“There is sufficient evidence that baby boomers, who have been counted out as movie theater goers – who allegedly shifted to TV, and DVDs – are still going to the movies,” says Gomery. Exhibit A: Skyfall.
“This generation grew up on Bond and have made the latest iteration a giant hit that no one expected.”
Other analysts express surprise that movies have done so well despite the makeover of the entertainment world, producing options from smartphones to tablets – devices that can stream movies – or competition from stay-at-home options, such as Netflix.
That suggests movies have made it past another large hurdle that pundits and economists thought might spell the demise of moviegoing – following predictions in the early 1980s that video would kill them off, and in the early 1990s that DVDs would do so. “Whatever you think of the quality of movies, they seem to be here to stay,” says Gomery.
“Hollywood has much to celebrate for standing up against all these other options,” says Mr. Dergarabedian. “When you hear buzz that a Bond film should win an Oscar, it’s clear that filmmakers have really grown in their ability to deliver content.”
A further observation this year, say analysts, is that audiences are gravitating away from big-name celebrities to movies with appealing concepts. “Ted” for instance, incorporated a walking/talking Teddy bear with a saucy attitude. At the same time, Tom Cruise, Adam Sandler, and Brad Pitt all had significant flops.
“Star power has diminished steadily for the past several years to where it is no longer a given that a big name will give you big success,” says Dergarabedian.
Peter Lehman, director of the Center for Film, Media and Popular Culture Arizona State University, warns against drawing too many conclusions from one year of box office figures. But he notes the critical consensus that 2012 was a very good year for movies.

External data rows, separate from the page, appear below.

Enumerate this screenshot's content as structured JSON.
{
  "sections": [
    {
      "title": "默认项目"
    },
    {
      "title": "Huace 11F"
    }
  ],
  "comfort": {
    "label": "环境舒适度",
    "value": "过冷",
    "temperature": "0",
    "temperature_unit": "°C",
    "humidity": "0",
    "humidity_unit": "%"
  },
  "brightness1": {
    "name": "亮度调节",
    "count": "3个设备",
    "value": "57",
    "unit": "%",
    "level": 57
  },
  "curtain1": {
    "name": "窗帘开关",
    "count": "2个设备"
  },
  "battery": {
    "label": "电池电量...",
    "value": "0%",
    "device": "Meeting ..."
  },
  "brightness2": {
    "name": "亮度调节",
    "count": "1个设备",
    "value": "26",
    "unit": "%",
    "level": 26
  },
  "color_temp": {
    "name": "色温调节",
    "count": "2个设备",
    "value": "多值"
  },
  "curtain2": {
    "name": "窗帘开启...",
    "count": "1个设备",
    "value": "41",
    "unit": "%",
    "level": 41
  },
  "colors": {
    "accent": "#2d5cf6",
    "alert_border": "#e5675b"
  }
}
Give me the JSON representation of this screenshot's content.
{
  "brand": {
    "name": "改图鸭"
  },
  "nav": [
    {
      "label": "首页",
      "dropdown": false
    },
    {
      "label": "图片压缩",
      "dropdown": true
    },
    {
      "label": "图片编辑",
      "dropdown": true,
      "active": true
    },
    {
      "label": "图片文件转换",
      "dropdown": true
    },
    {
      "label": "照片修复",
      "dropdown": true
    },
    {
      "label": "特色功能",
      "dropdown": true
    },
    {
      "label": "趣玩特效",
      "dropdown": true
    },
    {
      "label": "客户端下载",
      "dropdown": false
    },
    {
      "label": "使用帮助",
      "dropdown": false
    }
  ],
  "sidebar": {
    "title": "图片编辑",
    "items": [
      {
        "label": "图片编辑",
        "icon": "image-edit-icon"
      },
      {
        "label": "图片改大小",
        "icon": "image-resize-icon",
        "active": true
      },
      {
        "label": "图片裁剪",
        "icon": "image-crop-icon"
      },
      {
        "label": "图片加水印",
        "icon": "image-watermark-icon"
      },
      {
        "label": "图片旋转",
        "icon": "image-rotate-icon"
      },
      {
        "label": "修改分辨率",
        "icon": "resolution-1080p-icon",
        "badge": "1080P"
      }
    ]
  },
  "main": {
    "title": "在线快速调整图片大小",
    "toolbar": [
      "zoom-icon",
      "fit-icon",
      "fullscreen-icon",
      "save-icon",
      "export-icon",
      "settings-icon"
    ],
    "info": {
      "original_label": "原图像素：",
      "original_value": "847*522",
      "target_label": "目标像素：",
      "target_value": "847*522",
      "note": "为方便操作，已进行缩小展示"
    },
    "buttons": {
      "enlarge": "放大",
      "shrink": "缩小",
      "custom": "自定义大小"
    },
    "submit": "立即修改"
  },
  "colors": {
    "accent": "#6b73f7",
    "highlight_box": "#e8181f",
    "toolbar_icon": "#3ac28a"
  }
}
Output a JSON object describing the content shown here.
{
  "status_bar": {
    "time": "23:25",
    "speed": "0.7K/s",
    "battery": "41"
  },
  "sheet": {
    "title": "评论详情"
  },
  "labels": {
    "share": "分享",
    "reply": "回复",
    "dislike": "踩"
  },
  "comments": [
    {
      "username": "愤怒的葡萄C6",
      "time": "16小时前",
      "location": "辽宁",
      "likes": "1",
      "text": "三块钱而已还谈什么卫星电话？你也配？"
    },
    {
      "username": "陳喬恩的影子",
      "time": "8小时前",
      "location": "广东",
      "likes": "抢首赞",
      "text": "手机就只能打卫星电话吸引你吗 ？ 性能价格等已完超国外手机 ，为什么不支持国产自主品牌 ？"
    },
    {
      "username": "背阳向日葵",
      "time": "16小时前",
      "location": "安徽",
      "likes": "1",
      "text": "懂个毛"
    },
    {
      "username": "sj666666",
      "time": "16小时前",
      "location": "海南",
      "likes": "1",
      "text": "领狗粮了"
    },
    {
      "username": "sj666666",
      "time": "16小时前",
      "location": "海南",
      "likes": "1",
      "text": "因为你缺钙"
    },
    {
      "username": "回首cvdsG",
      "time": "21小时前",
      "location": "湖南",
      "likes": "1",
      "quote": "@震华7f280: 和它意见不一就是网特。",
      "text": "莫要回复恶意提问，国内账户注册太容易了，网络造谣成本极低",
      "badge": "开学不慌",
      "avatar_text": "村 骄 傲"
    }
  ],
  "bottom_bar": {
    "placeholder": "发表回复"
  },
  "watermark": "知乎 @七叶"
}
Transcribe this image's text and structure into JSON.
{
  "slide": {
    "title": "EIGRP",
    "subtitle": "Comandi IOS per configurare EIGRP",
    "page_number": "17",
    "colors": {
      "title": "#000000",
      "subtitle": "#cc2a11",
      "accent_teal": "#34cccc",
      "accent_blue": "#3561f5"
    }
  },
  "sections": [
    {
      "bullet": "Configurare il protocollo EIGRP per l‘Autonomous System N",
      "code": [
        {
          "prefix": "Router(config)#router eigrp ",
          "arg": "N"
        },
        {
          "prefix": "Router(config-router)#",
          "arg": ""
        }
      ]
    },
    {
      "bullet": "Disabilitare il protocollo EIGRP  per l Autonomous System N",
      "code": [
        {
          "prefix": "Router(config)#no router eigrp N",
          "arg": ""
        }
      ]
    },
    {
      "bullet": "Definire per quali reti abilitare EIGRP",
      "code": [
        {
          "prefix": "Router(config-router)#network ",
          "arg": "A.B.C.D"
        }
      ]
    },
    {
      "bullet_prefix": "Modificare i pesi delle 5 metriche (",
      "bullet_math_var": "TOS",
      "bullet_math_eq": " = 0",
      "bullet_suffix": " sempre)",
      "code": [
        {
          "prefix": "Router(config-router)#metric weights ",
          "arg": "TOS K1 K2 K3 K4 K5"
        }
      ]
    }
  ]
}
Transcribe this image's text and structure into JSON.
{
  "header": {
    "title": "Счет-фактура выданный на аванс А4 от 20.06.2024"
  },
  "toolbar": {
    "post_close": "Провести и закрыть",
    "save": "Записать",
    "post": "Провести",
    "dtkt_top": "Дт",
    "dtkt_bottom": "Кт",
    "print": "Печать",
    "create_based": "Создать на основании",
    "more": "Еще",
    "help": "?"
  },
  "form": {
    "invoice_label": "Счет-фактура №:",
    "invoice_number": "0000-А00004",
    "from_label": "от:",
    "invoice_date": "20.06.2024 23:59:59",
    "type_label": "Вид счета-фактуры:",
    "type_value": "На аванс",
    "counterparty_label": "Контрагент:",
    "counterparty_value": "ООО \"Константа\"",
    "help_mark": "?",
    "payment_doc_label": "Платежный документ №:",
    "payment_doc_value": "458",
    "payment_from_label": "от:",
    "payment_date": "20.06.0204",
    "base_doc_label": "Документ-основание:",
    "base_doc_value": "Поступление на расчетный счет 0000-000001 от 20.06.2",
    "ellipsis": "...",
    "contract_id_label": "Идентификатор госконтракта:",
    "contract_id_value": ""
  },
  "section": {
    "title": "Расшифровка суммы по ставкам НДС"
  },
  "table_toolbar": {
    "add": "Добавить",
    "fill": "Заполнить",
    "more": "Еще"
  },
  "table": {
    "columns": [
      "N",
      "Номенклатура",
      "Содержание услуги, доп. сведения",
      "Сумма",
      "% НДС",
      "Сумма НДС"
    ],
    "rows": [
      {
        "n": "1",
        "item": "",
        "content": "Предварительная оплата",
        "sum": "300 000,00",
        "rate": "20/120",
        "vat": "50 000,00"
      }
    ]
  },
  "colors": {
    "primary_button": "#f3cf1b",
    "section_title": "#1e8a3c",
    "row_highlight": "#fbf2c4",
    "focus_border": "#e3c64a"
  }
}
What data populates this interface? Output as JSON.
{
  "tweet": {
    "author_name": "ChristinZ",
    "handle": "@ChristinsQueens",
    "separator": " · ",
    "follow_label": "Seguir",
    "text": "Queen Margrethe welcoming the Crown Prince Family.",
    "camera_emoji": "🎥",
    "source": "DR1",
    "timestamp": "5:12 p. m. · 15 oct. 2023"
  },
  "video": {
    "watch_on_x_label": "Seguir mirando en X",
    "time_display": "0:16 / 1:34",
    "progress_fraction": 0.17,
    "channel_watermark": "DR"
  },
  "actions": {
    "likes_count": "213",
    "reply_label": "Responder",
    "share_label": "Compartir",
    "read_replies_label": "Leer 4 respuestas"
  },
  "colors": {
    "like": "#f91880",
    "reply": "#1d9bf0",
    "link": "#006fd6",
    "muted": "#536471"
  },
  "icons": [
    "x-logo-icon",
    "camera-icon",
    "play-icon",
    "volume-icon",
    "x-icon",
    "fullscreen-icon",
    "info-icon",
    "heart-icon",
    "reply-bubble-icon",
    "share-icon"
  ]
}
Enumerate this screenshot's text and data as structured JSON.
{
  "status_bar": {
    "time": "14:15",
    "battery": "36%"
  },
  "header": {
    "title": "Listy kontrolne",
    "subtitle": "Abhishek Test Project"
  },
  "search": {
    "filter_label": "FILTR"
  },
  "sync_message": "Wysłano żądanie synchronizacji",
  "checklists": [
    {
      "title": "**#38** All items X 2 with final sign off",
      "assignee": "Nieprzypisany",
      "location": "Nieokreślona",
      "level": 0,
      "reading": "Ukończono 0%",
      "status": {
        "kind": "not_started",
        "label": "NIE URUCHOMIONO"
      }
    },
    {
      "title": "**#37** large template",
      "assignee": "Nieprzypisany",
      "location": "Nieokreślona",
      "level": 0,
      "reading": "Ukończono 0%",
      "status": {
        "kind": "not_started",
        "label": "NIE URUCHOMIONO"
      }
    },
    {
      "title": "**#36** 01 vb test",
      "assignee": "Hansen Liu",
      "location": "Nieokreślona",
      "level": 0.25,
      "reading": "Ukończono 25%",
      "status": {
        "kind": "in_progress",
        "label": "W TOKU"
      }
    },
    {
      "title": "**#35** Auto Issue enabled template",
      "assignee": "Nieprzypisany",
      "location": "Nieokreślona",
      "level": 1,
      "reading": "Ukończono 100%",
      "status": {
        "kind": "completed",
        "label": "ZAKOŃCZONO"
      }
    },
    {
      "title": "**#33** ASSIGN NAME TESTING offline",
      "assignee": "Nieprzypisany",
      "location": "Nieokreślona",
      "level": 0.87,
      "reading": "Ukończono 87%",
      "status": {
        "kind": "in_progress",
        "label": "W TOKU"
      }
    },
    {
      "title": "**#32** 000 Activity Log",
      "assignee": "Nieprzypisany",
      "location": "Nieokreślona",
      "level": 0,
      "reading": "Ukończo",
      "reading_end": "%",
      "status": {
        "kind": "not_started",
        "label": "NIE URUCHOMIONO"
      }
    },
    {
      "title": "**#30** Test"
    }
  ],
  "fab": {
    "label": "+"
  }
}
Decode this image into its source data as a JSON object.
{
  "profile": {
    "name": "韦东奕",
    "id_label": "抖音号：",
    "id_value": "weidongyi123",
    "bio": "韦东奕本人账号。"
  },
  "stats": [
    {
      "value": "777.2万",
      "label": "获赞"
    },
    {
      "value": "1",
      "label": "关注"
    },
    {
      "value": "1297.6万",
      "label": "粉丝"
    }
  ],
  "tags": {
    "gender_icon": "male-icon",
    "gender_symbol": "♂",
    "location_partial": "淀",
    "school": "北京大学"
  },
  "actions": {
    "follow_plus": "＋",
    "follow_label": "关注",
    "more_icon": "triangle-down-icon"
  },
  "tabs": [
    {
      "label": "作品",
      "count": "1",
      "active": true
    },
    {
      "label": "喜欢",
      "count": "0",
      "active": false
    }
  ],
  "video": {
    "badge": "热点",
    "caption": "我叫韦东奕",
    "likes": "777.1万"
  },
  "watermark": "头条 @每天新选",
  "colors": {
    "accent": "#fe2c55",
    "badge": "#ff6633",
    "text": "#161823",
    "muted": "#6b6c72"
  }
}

“That bears very little relationship to the box-office records," he says. "Hollywood is more pluralistic than many grant, and a good year is comprised both of blockbusters and many successful, less costly films that do not do nearly as well at the box office but contribute greatly to film culture.”